What you return should be the lines of the data containing "indent", each in full.
:::
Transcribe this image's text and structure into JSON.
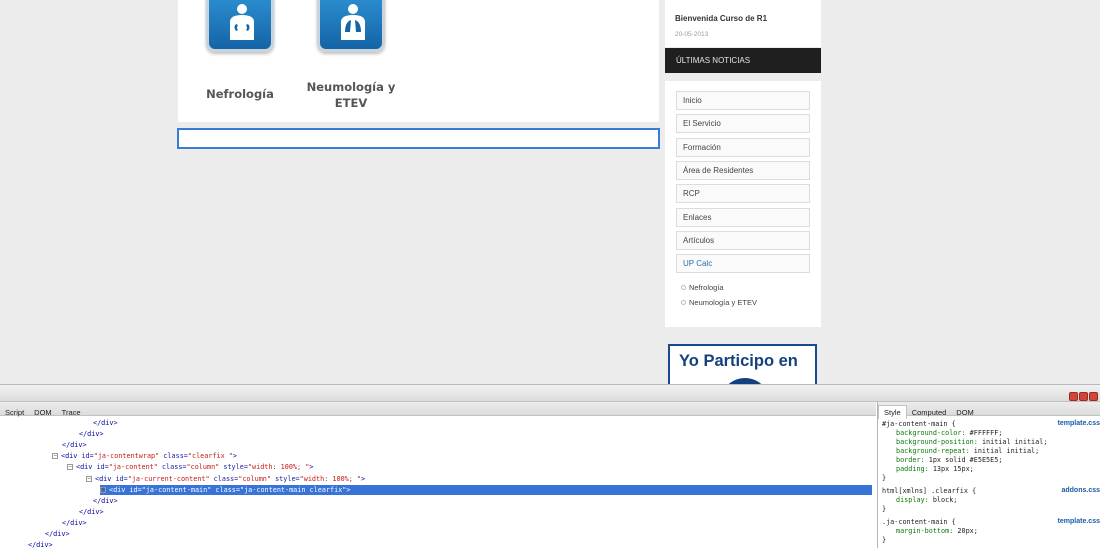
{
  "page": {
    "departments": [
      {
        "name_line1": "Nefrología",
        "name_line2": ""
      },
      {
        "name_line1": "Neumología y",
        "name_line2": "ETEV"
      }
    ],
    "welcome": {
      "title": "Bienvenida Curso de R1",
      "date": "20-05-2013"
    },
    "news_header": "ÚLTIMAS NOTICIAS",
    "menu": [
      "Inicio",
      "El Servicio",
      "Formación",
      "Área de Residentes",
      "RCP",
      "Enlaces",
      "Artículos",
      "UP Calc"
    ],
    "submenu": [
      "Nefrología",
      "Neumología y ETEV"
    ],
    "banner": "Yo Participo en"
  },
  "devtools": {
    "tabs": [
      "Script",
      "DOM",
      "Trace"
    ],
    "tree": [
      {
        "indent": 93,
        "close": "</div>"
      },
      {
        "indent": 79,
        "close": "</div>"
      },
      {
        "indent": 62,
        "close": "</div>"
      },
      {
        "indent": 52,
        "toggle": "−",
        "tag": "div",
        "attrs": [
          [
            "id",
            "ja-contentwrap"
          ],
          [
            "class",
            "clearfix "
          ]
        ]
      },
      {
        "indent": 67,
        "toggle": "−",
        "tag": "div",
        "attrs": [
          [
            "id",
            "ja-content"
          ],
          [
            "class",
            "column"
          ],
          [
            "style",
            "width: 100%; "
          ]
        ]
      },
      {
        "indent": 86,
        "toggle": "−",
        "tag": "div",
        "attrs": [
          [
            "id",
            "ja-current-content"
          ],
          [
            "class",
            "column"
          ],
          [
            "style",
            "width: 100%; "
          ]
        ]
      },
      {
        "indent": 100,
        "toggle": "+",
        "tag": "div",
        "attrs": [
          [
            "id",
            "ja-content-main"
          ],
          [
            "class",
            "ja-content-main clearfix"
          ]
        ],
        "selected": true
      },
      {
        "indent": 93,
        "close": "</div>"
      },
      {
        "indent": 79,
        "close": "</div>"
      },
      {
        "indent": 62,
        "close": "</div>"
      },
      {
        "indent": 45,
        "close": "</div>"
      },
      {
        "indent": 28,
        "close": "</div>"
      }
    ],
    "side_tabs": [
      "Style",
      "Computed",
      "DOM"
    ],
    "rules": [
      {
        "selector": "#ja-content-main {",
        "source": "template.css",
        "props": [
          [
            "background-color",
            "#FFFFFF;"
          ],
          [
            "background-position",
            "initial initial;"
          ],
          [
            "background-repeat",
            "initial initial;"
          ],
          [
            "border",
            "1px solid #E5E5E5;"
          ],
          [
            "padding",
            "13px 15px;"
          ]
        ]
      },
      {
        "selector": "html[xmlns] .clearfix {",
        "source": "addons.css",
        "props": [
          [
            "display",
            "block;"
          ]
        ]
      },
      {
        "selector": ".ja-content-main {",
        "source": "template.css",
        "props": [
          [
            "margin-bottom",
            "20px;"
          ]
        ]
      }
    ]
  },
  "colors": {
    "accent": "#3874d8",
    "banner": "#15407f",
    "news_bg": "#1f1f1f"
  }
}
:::
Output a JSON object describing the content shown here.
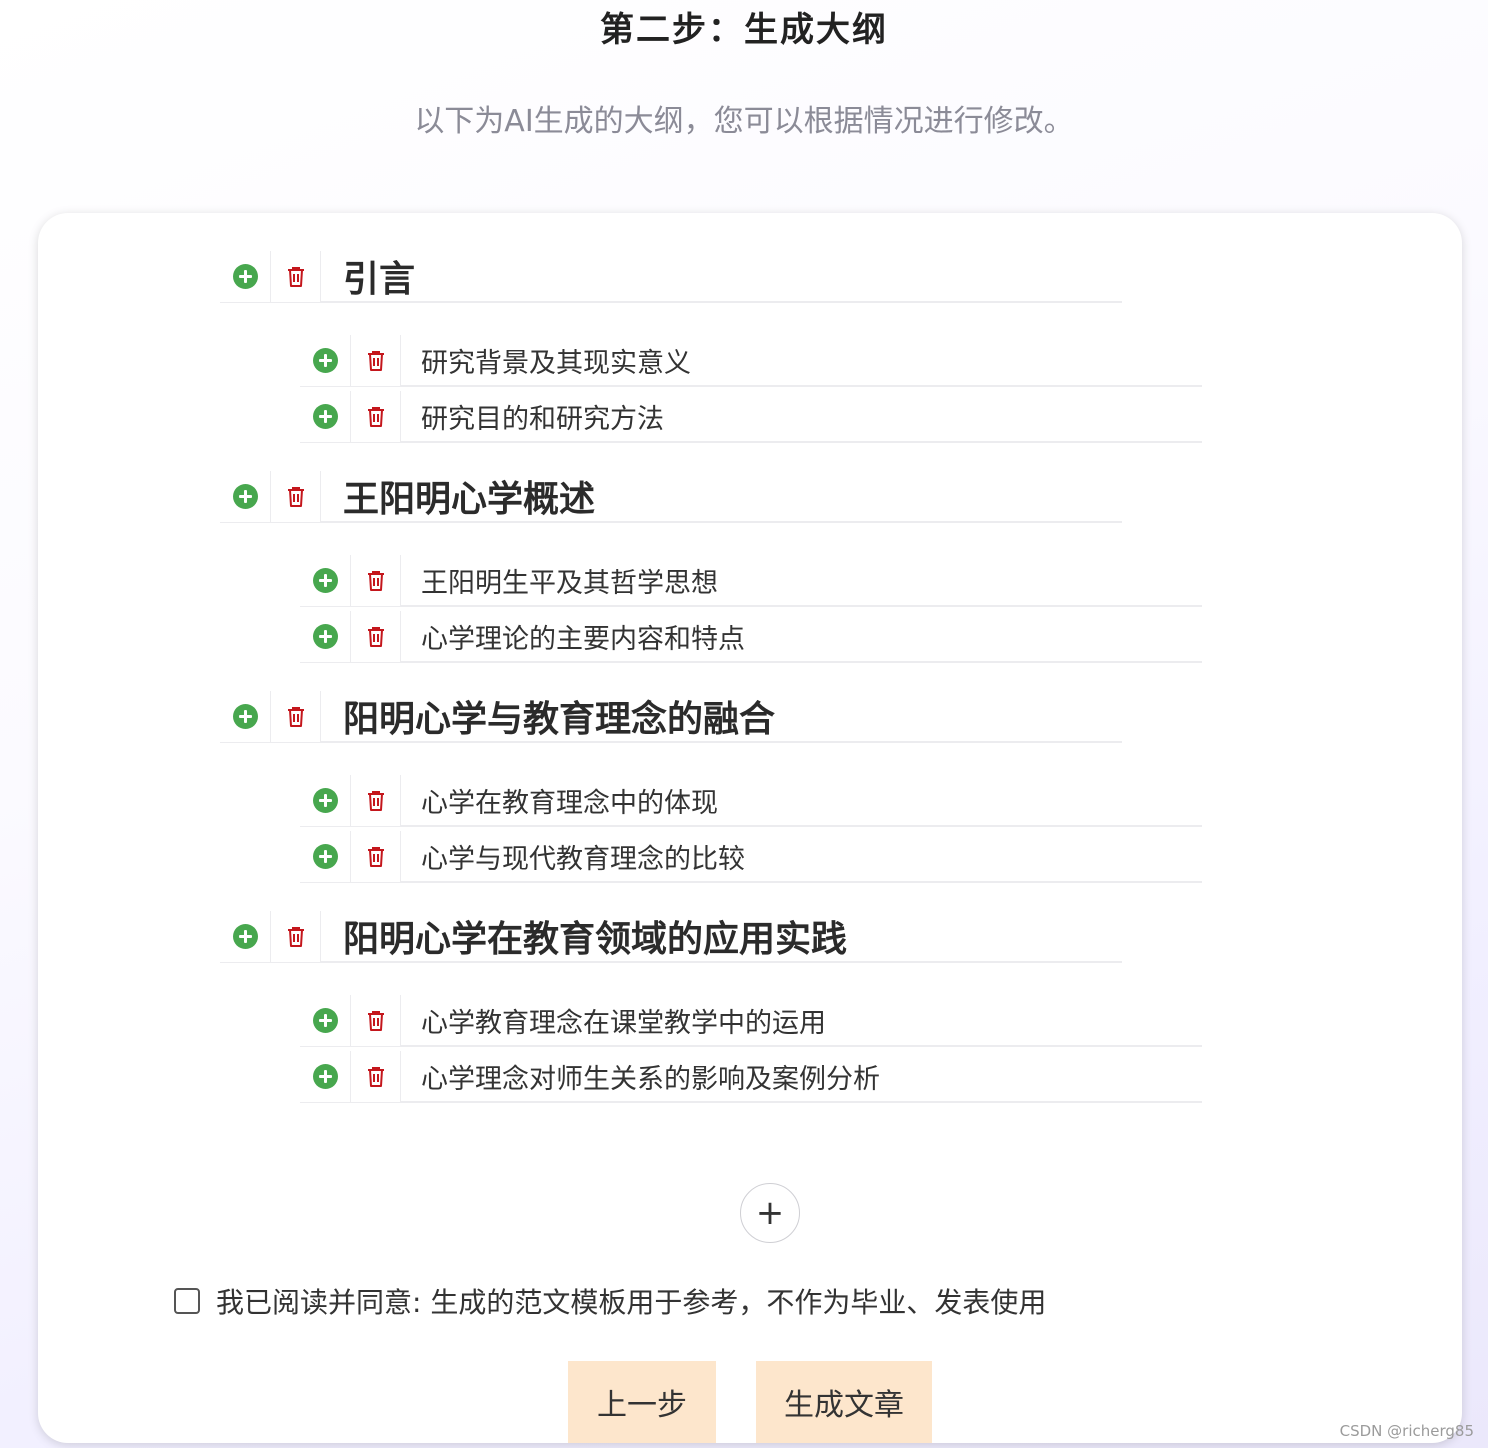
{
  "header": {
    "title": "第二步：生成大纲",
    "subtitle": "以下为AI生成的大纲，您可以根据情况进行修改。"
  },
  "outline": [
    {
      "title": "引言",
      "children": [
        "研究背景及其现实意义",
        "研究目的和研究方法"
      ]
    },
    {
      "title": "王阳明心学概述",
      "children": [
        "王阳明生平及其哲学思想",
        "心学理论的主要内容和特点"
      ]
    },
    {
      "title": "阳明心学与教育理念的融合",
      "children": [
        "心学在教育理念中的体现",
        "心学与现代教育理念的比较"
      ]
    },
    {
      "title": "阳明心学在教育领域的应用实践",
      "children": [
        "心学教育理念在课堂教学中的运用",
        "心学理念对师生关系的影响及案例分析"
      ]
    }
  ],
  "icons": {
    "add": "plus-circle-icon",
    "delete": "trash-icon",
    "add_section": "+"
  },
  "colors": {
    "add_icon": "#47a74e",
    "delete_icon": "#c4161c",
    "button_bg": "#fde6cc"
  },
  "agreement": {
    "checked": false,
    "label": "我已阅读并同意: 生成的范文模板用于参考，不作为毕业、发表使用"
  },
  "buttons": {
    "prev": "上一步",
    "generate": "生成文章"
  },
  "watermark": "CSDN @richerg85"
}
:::
» Solution to this exercise:
        "indent": 93,
        "indent": 79,
        "indent": 62,
        "indent": 52,
        "indent": 67,
        "indent": 86,
        "indent": 100,
        "indent": 93,
        "indent": 79,
        "indent": 62,
        "indent": 45,
        "indent": 28,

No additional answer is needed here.